Task:
Check each line of the entries below for the string "registros" and state how many lines have it, with no other text.

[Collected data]
_ _ _ _

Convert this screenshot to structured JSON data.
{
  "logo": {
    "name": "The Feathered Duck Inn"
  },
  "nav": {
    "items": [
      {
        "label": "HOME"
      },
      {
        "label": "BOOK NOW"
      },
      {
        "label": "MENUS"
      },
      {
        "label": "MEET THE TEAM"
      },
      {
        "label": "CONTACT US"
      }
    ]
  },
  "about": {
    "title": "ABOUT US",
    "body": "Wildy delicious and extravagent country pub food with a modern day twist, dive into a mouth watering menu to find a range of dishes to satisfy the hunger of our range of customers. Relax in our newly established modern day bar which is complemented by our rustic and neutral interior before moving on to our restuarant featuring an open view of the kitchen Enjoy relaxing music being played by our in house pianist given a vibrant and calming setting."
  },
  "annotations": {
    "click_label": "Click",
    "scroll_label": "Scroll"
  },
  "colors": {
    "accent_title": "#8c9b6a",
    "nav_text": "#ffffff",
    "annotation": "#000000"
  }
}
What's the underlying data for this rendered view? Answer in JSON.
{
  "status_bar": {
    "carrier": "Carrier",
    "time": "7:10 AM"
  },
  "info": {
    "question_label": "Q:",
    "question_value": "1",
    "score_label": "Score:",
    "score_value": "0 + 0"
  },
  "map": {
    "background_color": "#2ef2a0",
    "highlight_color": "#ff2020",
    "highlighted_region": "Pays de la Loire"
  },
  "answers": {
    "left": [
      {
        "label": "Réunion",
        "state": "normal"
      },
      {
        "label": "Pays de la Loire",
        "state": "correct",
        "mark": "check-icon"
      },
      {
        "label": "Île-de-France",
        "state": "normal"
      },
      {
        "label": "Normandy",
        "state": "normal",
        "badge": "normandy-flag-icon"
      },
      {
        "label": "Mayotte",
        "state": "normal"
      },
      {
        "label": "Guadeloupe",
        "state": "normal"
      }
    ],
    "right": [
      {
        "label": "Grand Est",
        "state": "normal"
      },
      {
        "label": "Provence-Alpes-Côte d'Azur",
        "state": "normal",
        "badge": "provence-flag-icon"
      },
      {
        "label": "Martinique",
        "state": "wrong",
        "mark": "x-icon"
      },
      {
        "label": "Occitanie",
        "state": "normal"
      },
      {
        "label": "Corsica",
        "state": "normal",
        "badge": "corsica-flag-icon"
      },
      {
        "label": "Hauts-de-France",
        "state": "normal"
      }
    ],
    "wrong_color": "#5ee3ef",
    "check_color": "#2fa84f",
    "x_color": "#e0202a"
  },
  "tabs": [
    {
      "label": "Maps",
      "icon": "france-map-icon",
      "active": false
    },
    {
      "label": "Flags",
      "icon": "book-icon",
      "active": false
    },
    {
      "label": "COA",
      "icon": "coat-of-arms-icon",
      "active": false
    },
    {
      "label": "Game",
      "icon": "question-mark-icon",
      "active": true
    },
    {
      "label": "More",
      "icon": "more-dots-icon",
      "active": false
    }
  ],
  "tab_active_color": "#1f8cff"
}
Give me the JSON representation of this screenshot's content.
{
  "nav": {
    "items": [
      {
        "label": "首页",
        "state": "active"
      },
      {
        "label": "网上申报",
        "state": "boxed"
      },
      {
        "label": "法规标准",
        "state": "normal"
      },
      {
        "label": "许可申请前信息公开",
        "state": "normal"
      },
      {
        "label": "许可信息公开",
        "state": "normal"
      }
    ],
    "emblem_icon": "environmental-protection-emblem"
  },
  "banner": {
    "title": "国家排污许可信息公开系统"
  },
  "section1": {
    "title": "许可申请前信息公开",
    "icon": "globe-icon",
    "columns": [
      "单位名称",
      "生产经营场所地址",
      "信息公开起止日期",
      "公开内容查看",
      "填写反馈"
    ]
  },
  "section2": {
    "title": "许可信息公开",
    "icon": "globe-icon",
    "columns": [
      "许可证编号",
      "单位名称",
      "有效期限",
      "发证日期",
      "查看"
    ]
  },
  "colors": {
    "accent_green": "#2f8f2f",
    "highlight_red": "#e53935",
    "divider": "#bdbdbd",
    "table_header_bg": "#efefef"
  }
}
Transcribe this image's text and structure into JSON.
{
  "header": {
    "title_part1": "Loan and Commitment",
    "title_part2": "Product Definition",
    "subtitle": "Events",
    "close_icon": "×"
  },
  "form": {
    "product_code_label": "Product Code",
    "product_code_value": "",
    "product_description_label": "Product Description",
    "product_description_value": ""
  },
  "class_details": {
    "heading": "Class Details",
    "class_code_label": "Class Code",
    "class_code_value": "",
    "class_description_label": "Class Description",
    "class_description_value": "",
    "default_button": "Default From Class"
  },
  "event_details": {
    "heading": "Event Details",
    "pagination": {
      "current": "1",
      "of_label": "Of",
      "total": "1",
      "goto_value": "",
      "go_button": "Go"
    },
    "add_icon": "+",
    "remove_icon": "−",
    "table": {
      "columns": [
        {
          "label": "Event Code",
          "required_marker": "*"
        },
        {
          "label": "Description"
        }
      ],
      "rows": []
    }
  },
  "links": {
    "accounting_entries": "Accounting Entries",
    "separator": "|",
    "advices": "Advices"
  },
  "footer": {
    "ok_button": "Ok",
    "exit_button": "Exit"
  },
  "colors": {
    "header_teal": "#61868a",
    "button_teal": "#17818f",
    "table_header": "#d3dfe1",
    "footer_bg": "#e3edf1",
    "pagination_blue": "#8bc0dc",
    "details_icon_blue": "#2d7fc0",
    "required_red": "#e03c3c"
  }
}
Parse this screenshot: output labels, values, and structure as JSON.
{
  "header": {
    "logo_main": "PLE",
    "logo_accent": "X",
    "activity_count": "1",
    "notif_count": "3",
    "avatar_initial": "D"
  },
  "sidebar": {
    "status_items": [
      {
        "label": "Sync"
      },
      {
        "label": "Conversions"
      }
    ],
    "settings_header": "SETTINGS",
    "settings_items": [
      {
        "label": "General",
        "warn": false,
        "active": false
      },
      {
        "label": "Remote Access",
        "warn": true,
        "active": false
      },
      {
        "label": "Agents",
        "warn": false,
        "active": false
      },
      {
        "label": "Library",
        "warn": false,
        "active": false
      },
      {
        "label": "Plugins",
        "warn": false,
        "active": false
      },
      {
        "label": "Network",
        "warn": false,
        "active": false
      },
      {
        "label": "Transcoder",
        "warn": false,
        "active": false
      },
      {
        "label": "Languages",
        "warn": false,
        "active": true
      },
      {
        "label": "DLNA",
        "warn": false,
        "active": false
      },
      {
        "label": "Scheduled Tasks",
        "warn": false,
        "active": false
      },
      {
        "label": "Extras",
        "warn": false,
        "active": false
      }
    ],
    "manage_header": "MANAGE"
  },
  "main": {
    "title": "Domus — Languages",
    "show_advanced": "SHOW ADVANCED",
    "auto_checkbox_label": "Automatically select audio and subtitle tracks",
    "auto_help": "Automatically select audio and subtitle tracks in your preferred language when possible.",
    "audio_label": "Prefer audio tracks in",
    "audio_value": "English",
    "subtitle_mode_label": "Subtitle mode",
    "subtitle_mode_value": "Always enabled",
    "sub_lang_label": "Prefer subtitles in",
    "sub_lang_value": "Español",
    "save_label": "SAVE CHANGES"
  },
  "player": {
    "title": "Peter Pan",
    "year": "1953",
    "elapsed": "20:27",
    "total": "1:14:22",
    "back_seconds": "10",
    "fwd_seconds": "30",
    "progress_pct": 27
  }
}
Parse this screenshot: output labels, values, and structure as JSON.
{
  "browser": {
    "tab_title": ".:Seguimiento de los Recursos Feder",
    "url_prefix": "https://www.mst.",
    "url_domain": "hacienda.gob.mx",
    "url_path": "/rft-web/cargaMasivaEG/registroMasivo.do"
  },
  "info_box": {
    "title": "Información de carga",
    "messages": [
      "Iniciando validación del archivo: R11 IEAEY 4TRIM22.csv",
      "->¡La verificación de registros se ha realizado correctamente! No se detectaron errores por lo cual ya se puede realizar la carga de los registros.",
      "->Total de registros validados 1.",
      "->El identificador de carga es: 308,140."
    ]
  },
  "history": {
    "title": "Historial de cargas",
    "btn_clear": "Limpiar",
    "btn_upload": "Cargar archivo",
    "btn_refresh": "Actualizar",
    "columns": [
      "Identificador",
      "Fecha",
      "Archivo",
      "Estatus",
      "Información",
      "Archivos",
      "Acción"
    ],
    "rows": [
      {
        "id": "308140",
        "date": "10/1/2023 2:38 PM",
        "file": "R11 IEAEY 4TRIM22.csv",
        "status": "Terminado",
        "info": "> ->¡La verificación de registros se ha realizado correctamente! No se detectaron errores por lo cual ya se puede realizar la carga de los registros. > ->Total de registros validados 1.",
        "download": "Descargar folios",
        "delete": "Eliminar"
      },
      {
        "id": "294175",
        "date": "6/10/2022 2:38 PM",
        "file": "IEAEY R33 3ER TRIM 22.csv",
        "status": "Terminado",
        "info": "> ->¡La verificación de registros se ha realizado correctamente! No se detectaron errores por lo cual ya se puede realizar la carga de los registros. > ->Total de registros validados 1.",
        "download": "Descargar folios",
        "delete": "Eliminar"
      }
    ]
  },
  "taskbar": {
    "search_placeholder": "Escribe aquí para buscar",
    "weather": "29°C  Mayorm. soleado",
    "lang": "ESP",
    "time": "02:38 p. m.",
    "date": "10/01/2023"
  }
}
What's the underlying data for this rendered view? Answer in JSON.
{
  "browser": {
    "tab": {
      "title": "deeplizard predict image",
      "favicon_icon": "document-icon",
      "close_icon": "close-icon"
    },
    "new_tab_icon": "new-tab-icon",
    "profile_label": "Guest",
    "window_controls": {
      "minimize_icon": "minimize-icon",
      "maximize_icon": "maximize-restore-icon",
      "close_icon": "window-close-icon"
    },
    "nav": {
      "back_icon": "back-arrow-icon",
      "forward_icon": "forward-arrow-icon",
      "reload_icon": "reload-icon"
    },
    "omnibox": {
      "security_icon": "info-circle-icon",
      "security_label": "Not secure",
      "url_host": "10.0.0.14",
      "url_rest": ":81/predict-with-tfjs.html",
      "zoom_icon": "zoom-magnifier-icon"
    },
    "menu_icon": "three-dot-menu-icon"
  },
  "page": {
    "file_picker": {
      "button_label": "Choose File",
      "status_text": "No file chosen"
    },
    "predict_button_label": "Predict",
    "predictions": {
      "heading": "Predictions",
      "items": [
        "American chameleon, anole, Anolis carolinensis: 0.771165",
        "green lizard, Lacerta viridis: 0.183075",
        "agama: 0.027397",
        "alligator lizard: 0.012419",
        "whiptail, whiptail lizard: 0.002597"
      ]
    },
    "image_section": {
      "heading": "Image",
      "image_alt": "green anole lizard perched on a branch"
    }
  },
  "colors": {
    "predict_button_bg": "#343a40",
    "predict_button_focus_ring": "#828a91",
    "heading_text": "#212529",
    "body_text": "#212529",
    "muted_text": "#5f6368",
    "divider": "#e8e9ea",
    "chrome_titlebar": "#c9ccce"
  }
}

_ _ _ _

Output of the task:
4